The roof typically represents about 25% of the heat loss in your home. Improving the way the roof performs can make your home both much more energy efficient as well as considerably more comfortable. Simple and sophisticated changes can have a huge impact and if you are replacing your roof anyway will not cost a significant amount more to add in than doing it the standard meeting building regulations way. All works that involve a change to the “thermal envelope”, such as the roof, do require building regulations approval so make sure you factor this in. You can simply add more insulation. You can go further and improve airtightness, for example by changing a vented roof to an unvented roof. When carrying out energy improvements works it is important to get it right so that you don't add problems like condensation and rot risks in where they didn't previously exist. Check with product manufacturers or get specialist help to design your new build up. It is really worth considering making these changes because, although this is the bit that you don't see, you will really feel the difference both to your comfort and your heating bills, especially in the depths of winter.

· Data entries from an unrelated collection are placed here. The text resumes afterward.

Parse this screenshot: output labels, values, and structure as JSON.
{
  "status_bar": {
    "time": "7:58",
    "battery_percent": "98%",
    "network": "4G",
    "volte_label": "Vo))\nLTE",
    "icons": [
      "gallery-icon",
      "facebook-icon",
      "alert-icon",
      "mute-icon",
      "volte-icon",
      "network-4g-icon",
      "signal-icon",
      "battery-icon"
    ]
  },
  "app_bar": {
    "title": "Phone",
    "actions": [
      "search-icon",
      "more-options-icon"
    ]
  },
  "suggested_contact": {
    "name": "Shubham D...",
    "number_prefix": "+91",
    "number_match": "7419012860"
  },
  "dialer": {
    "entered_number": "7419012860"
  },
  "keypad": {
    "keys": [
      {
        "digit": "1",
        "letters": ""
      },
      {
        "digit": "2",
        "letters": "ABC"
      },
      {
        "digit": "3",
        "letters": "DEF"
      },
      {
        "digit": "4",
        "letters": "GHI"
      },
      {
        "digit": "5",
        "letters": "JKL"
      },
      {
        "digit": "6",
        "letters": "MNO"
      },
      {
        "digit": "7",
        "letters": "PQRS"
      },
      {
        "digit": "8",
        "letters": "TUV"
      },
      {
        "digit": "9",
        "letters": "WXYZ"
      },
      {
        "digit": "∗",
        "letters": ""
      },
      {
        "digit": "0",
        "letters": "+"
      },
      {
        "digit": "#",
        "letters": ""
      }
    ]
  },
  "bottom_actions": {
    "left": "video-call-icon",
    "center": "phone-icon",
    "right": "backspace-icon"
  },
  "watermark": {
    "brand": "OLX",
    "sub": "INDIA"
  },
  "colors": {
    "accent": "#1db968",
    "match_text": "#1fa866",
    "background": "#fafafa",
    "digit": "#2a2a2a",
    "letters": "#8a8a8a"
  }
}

Making the right decisions will help you to take your roof refurb from standard to stand-out.
There are lots of things to take into account but don't become overwhelmed. If you need help speak to a specialist eco-refurbisher. Look at The Green Register where you can find us and other fellow professionals. If your roof is leaking and its time for a refurb, you can increase the value of your home by making this key visible element a bigger and better asset that adds to the character of your home and makes your life more comfortable.
Instead of losing character and keeping the same existing and typically poor quality of energy performance you can enhance the original features of your Victorian home and make it easier to heat and feel more comfortable at home, both during the winter and the summer.
To help you visualise all these elements and options follow iarchitectuk on Pinterest, where you can see my Victorian Roof Pinterest board and other architectural design boards to inspire you on your home improvements journey. You can also join my free Facebook group Design Your Home Vision, for homeowners of period property with potential, to share advice, support and inspiration with other homeowners like you.
Jane Leach, principal architect at i-architect